**Exercise:**
The string "Obserwowane" appears in some lines of the entries that follow; copy each such line.

**Source information:**
************

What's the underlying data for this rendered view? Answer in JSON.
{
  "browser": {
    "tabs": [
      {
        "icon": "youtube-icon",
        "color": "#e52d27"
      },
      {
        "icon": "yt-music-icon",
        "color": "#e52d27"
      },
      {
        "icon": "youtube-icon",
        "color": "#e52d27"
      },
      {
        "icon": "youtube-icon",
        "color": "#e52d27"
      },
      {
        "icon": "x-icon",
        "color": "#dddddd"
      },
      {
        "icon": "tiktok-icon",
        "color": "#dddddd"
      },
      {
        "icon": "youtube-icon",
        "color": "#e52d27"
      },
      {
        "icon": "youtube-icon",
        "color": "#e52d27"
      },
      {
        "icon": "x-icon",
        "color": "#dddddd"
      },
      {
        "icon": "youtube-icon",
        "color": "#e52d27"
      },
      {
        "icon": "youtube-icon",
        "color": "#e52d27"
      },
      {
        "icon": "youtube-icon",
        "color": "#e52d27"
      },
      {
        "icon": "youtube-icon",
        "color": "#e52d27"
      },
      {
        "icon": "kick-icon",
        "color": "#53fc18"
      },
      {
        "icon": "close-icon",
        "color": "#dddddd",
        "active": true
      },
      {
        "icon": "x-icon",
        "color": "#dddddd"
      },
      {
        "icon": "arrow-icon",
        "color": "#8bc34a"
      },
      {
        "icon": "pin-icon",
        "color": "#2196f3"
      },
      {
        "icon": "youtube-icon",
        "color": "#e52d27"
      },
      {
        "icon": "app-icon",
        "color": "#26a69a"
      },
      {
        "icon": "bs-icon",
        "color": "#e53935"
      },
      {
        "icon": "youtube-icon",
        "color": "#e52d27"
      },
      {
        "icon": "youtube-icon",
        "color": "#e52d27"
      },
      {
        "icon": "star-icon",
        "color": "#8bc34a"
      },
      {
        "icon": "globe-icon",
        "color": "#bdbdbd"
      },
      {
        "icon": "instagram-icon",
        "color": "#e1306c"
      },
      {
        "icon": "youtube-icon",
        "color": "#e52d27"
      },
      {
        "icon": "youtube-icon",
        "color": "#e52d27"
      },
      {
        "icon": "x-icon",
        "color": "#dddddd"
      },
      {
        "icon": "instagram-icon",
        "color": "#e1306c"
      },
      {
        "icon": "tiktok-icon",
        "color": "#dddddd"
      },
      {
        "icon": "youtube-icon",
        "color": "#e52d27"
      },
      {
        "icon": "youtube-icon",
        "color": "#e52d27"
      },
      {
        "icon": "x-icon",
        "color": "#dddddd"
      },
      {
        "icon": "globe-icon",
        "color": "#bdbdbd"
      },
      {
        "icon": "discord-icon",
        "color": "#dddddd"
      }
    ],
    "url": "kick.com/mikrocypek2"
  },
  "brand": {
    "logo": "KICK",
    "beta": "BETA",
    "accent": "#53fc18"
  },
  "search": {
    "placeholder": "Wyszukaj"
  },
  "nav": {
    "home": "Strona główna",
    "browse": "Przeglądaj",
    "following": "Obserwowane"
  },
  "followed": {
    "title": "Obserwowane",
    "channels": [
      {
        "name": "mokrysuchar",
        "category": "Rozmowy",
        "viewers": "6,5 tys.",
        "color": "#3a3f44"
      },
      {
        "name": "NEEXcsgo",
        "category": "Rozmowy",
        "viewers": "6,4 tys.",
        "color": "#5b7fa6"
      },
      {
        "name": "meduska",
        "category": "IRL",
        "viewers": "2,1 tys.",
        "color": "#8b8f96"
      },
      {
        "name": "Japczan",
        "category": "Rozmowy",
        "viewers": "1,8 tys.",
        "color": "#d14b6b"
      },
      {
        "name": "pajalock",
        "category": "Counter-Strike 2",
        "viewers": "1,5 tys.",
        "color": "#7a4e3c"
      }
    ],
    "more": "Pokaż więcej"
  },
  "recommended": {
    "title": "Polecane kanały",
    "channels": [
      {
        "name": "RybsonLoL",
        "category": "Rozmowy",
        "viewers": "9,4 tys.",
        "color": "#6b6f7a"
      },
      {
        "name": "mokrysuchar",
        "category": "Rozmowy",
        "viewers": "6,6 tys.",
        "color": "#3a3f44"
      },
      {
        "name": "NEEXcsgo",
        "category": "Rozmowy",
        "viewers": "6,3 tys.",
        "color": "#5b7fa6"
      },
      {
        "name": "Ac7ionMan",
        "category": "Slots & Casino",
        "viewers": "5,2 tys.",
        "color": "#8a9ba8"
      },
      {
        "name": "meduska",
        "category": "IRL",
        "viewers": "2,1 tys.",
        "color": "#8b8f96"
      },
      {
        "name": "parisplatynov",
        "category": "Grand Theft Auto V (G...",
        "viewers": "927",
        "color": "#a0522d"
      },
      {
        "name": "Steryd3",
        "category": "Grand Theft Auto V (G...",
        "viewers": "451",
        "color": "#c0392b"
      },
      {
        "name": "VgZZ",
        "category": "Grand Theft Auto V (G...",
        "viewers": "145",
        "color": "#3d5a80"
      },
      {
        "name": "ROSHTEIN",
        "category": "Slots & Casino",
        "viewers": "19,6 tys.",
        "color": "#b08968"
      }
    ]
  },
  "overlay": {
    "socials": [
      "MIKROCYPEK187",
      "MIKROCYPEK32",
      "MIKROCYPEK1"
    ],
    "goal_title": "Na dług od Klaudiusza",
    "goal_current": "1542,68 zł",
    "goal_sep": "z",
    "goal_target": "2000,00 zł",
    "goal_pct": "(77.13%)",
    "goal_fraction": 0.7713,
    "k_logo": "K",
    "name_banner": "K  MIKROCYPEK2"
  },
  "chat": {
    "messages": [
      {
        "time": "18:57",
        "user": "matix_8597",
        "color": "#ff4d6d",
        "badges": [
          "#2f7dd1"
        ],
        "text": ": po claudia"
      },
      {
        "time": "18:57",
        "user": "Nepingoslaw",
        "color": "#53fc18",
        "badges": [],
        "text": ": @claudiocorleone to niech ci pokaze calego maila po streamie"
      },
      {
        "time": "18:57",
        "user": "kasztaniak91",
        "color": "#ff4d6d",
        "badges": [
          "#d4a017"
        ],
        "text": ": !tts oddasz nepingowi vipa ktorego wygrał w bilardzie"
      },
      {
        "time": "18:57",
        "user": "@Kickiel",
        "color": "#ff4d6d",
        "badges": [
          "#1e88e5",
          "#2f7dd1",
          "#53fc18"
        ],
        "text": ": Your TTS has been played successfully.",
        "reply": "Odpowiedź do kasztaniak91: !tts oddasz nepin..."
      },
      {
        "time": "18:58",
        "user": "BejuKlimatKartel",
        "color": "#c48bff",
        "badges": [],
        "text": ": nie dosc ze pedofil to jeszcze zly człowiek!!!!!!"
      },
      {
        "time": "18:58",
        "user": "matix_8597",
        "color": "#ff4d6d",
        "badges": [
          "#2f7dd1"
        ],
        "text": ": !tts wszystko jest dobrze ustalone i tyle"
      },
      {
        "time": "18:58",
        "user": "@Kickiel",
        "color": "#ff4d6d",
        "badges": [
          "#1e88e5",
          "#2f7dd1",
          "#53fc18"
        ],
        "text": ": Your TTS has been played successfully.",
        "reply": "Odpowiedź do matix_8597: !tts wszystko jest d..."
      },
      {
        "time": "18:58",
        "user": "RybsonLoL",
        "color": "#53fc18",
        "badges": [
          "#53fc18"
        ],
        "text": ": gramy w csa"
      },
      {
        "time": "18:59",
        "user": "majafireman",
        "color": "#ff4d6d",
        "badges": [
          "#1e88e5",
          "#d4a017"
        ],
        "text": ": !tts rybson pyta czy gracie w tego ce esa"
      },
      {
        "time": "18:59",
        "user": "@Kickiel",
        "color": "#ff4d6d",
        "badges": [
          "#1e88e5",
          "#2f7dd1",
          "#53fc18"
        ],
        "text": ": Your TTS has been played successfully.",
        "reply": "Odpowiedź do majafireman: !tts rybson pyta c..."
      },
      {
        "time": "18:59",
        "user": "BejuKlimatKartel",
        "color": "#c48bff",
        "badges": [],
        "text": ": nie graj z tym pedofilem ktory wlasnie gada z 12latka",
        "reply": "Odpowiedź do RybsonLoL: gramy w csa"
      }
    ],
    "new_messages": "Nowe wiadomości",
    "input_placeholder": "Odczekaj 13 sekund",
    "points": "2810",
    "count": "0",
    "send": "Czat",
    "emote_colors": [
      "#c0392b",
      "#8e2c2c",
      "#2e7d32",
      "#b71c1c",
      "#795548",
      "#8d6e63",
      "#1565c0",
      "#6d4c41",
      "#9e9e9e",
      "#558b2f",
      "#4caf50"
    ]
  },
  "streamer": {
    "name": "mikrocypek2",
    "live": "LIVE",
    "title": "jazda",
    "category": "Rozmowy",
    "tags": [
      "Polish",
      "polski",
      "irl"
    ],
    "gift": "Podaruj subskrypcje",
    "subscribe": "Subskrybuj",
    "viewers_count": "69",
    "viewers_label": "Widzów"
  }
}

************

**Response to this exercise:**
    "following": "Obserwowane"
    "title": "Obserwowane",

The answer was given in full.